• Task details
Give the records again exactly, with every character kept.

═════ Records supplied

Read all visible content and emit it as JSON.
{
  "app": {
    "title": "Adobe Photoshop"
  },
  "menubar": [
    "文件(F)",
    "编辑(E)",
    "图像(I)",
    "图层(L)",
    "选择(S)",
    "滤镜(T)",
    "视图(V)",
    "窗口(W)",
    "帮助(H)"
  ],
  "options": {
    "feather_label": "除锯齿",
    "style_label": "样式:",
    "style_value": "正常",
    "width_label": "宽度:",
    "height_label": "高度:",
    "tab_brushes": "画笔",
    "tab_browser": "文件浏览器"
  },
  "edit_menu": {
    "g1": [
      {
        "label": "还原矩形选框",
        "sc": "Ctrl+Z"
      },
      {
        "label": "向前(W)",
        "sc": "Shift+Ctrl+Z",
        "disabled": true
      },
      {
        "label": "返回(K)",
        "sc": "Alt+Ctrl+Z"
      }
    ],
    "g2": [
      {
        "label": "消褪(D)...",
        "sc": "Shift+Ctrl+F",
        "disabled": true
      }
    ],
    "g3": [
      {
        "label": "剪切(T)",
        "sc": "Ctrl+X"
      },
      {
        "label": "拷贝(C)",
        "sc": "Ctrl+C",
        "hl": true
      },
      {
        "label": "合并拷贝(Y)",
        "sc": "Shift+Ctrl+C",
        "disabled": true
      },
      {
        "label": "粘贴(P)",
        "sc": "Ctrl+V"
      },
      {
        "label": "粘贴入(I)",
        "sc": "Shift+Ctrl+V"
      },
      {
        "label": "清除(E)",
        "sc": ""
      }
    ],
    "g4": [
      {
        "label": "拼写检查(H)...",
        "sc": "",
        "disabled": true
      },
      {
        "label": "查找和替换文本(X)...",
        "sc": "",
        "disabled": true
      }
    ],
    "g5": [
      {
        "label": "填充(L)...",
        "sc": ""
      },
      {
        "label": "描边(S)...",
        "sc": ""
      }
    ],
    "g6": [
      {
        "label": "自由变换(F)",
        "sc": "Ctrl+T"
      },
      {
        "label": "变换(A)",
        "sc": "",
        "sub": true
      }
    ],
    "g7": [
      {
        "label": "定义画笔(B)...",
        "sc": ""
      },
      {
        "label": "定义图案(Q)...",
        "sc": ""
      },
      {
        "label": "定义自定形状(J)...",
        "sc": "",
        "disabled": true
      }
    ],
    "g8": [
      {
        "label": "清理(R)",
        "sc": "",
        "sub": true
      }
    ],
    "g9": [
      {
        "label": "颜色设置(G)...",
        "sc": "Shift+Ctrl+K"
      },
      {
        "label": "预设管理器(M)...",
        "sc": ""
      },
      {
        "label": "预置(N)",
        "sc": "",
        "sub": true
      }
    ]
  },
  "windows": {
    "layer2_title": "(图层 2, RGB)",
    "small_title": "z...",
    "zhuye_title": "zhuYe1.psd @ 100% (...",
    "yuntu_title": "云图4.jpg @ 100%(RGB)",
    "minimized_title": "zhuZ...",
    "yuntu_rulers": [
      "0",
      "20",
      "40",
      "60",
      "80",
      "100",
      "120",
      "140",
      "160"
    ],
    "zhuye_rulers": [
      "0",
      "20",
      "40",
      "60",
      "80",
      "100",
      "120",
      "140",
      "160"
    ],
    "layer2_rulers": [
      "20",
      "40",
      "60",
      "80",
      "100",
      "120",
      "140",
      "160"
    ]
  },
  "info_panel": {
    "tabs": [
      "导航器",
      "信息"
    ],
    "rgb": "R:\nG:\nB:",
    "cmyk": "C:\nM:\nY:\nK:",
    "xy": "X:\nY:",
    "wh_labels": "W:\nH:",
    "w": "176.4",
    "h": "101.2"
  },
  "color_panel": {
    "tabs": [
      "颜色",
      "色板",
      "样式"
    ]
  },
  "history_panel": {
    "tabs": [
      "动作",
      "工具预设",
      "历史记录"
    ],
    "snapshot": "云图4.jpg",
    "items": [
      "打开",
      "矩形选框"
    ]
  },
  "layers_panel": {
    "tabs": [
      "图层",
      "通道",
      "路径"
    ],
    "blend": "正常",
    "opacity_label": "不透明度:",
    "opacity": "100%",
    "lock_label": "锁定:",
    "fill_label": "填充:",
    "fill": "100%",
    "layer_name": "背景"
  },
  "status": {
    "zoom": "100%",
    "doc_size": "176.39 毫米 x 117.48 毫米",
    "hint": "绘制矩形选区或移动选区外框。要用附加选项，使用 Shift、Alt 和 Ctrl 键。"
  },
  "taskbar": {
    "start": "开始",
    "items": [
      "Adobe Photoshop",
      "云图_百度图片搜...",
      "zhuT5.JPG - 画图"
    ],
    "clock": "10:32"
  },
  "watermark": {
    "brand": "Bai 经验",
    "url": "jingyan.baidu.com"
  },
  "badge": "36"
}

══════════

• Your solution
Read all visible content and emit it as JSON.
{
  "app": {
    "title": "Adobe Photoshop"
  },
  "menubar": [
    "文件(F)",
    "编辑(E)",
    "图像(I)",
    "图层(L)",
    "选择(S)",
    "滤镜(T)",
    "视图(V)",
    "窗口(W)",
    "帮助(H)"
  ],
  "options": {
    "feather_label": "除锯齿",
    "style_label": "样式:",
    "style_value": "正常",
    "width_label": "宽度:",
    "height_label": "高度:",
    "tab_brushes": "画笔",
    "tab_browser": "文件浏览器"
  },
  "edit_menu": {
    "g1": [
      {
        "label": "还原矩形选框",
        "sc": "Ctrl+Z"
      },
      {
        "label": "向前(W)",
        "sc": "Shift+Ctrl+Z",
        "disabled": true
      },
      {
        "label": "返回(K)",
        "sc": "Alt+Ctrl+Z"
      }
    ],
    "g2": [
      {
        "label": "消褪(D)...",
        "sc": "Shift+Ctrl+F",
        "disabled": true
      }
    ],
    "g3": [
      {
        "label": "剪切(T)",
        "sc": "Ctrl+X"
      },
      {
        "label": "拷贝(C)",
        "sc": "Ctrl+C",
        "hl": true
      },
      {
        "label": "合并拷贝(Y)",
        "sc": "Shift+Ctrl+C",
        "disabled": true
      },
      {
        "label": "粘贴(P)",
        "sc": "Ctrl+V"
      },
      {
        "label": "粘贴入(I)",
        "sc": "Shift+Ctrl+V"
      },
      {
        "label": "清除(E)",
        "sc": ""
      }
    ],
    "g4": [
      {
        "label": "拼写检查(H)...",
        "sc": "",
        "disabled": true
      },
      {
        "label": "查找和替换文本(X)...",
        "sc": "",
        "disabled": true
      }
    ],
    "g5": [
      {
        "label": "填充(L)...",
        "sc": ""
      },
      {
        "label": "描边(S)...",
        "sc": ""
      }
    ],
    "g6": [
      {
        "label": "自由变换(F)",
        "sc": "Ctrl+T"
      },
      {
        "label": "变换(A)",
        "sc": "",
        "sub": true
      }
    ],
    "g7": [
      {
        "label": "定义画笔(B)...",
        "sc": ""
      },
      {
        "label": "定义图案(Q)...",
        "sc": ""
      },
      {
        "label": "定义自定形状(J)...",
        "sc": "",
        "disabled": true
      }
    ],
    "g8": [
      {
        "label": "清理(R)",
        "sc": "",
        "sub": true
      }
    ],
    "g9": [
      {
        "label": "颜色设置(G)...",
        "sc": "Shift+Ctrl+K"
      },
      {
        "label": "预设管理器(M)...",
        "sc": ""
      },
      {
        "label": "预置(N)",
        "sc": "",
        "sub": true
      }
    ]
  },
  "windows": {
    "layer2_title": "(图层 2, RGB)",
    "small_title": "z...",
    "zhuye_title": "zhuYe1.psd @ 100% (...",
    "yuntu_title": "云图4.jpg @ 100%(RGB)",
    "minimized_title": "zhuZ...",
    "yuntu_rulers": [
      "0",
      "20",
      "40",
      "60",
      "80",
      "100",
      "120",
      "140",
      "160"
    ],
    "zhuye_rulers": [
      "0",
      "20",
      "40",
      "60",
      "80",
      "100",
      "120",
      "140",
      "160"
    ],
    "layer2_rulers": [
      "20",
      "40",
      "60",
      "80",
      "100",
      "120",
      "140",
      "160"
    ]
  },
  "info_panel": {
    "tabs": [
      "导航器",
      "信息"
    ],
    "rgb": "R:\nG:\nB:",
    "cmyk": "C:\nM:\nY:\nK:",
    "xy": "X:\nY:",
    "wh_labels": "W:\nH:",
    "w": "176.4",
    "h": "101.2"
  },
  "color_panel": {
    "tabs": [
      "颜色",
      "色板",
      "样式"
    ]
  },
  "history_panel": {
    "tabs": [
      "动作",
      "工具预设",
      "历史记录"
    ],
    "snapshot": "云图4.jpg",
    "items": [
      "打开",
      "矩形选框"
    ]
  },
  "layers_panel": {
    "tabs": [
      "图层",
      "通道",
      "路径"
    ],
    "blend": "正常",
    "opacity_label": "不透明度:",
    "opacity": "100%",
    "lock_label": "锁定:",
    "fill_label": "填充:",
    "fill": "100%",
    "layer_name": "背景"
  },
  "status": {
    "zoom": "100%",
    "doc_size": "176.39 毫米 x 117.48 毫米",
    "hint": "绘制矩形选区或移动选区外框。要用附加选项，使用 Shift、Alt 和 Ctrl 键。"
  },
  "taskbar": {
    "start": "开始",
    "items": [
      "Adobe Photoshop",
      "云图_百度图片搜...",
      "zhuT5.JPG - 画图"
    ],
    "clock": "10:32"
  },
  "watermark": {
    "brand": "Bai 经验",
    "url": "jingyan.baidu.com"
  },
  "badge": "36"
}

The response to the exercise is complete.